  Profs. Thomson, Craig, and Sykes use models and uncertainty analysis to predict and understand the behaviour of reactive contaminants in the subsurface. These complex reactive transport models can be used to design subsurface remediation measures, understand the pathways of nutrient transfer from field to river, and estimate the impact of biodegradation on aquifer contamination.



Distributed Surface Water Modelling

  Profs. Soulis, Burn, Tolson, and Craig attempt to simulate and understand the complex hydrological processes that control the exchange of water between land and atmosphere, vegetation and soil. Both numerical and statistical surface water models may be used  to assess the impacts of flooding, investigate the nature of climate change, and to improve weather forecasting.



Climate Change Prediction

  Profs. Burn and Sykes examine the potential impacts of climate change on groundwater and surface water resources in Canada using sophisticated physical and statistical models. Part of this investigation includes looking back in time to what happened thousands of years ago as an indicator of what is to come.


Calibration and Parameter Estimation
  Profs. Tolson and Sykes investigate the effectiveness of methods for estimating unknown parameters in environmental models, a key component of their success in prediction.  Prof. Tolson and his students focus on the development of new heuristic optimization and sensitivity analysis approaches. These methods collectively improve the science of simulation modelling as a whole, and can lead to better, more informed decisions by water resources policymakers.

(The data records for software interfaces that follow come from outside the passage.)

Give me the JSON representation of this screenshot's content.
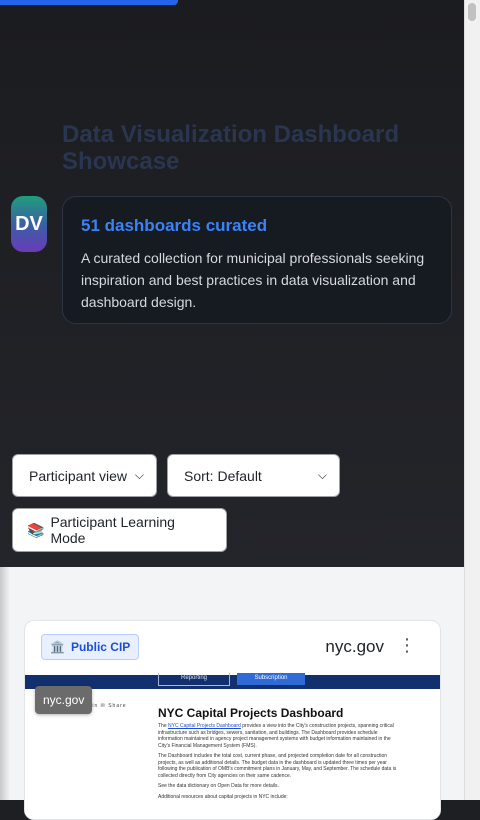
{
  "hero": {
    "title": "Data Visualization Dashboard Showcase",
    "avatar_initials": "DV"
  },
  "intro_card": {
    "heading": "51 dashboards curated",
    "description": "A curated collection for municipal professionals seeking inspiration and best practices in data visualization and dashboard design."
  },
  "controls": {
    "view_select": {
      "selected": "Participant view"
    },
    "sort_select": {
      "selected": "Sort: Default"
    },
    "mode_button": {
      "icon": "books-emoji",
      "emoji": "📚",
      "label": "Participant Learning Mode"
    }
  },
  "dashboard_card": {
    "badge": {
      "icon": "🏛️",
      "label": "Public CIP"
    },
    "domain": "nyc.gov",
    "menu_icon": "⋮",
    "tooltip": "nyc.gov",
    "preview": {
      "nav_tabs": [
        "Reporting",
        "Subscription"
      ],
      "social": "f ✕ in ✉ Share",
      "title": "NYC Capital Projects Dashboard",
      "para1_prefix": "The ",
      "para1_link": "NYC Capital Projects Dashboard",
      "para1_rest": " provides a view into the City's construction projects, spanning critical infrastructure such as bridges, sewers, sanitation, and buildings. The Dashboard provides schedule information maintained in agency project management systems with budget information maintained in the City's Financial Management System (FMS).",
      "para2": "The Dashboard includes the total cost, current phase, and projected completion date for all construction projects, as well as additional details. The budget data in the dashboard is updated three times per year following the publication of OMB's commitment plans in January, May, and September. The schedule data is collected directly from City agencies on their same cadence.",
      "para3": "See the data dictionary on Open Data for more details.",
      "para4": "Additional resources about capital projects in NYC include:"
    }
  },
  "colors": {
    "accent": "#3b82f6",
    "progress": "#2563eb",
    "badge_text": "#1d4ed8"
  }
}
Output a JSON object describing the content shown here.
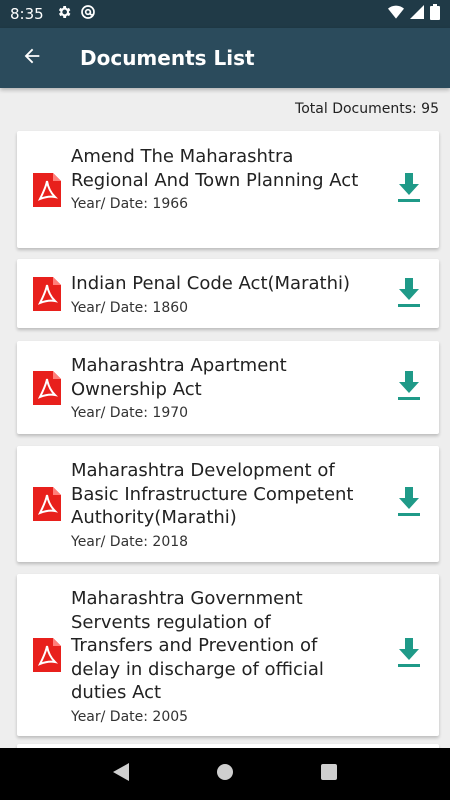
{
  "status_bar": {
    "time": "8:35"
  },
  "app_bar": {
    "title": "Documents List"
  },
  "total_label": "Total Documents: 95",
  "documents": [
    {
      "title": "Amend The Maharashtra Regional And Town Planning Act",
      "year": "Year/ Date: 1966"
    },
    {
      "title": "Indian Penal Code Act(Marathi)",
      "year": "Year/ Date: 1860"
    },
    {
      "title": "Maharashtra Apartment Ownership Act",
      "year": "Year/ Date: 1970"
    },
    {
      "title": "Maharashtra Development of Basic Infrastructure Competent Authority(Marathi)",
      "year": "Year/ Date: 2018"
    },
    {
      "title": "Maharashtra Government Servents regulation of Transfers and Prevention of delay in discharge of official duties Act",
      "year": "Year/ Date: 2005"
    }
  ],
  "icons": {
    "document": "pdf-file-icon",
    "action": "download-icon",
    "back": "arrow-back-icon"
  },
  "colors": {
    "app_bar": "#2b4b5c",
    "status_bar": "#203a47",
    "accent": "#1f9a88",
    "pdf_red": "#e8201c"
  }
}
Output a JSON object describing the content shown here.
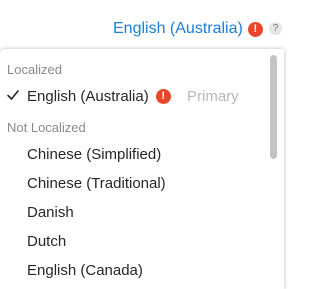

Regional Groundwater Flow and Transport Modelling
  Profs. Craig, Thomson, and Sykes are actively investigating the behavior of regional scale aquifer systems at long time scales. Prof. Craig and students have been developing new semi-analytical methods for simulating complex multi-layer aquifer systems. Prof. Sykes and Thomson have focused on application of regional flow models for investigation of nuclear waste disposal, climate change, glacial history, and agricultural impact on water resources. These models are necessary in a world where hydrologic connections can travel a great distance, and policy must be executed taking all scales -local and regional- into effect.


Sediment Transport and River Mechanics
  Prof. Annable's research interests include the modelling of sediment transport and the hydrodynamics of pre- and post-rehabilitated rivers. A better understanding of sediment transport leads to better measures for river rehabilitation, ensuring that riverine ecosystems can survive despite human impacts on the landscape.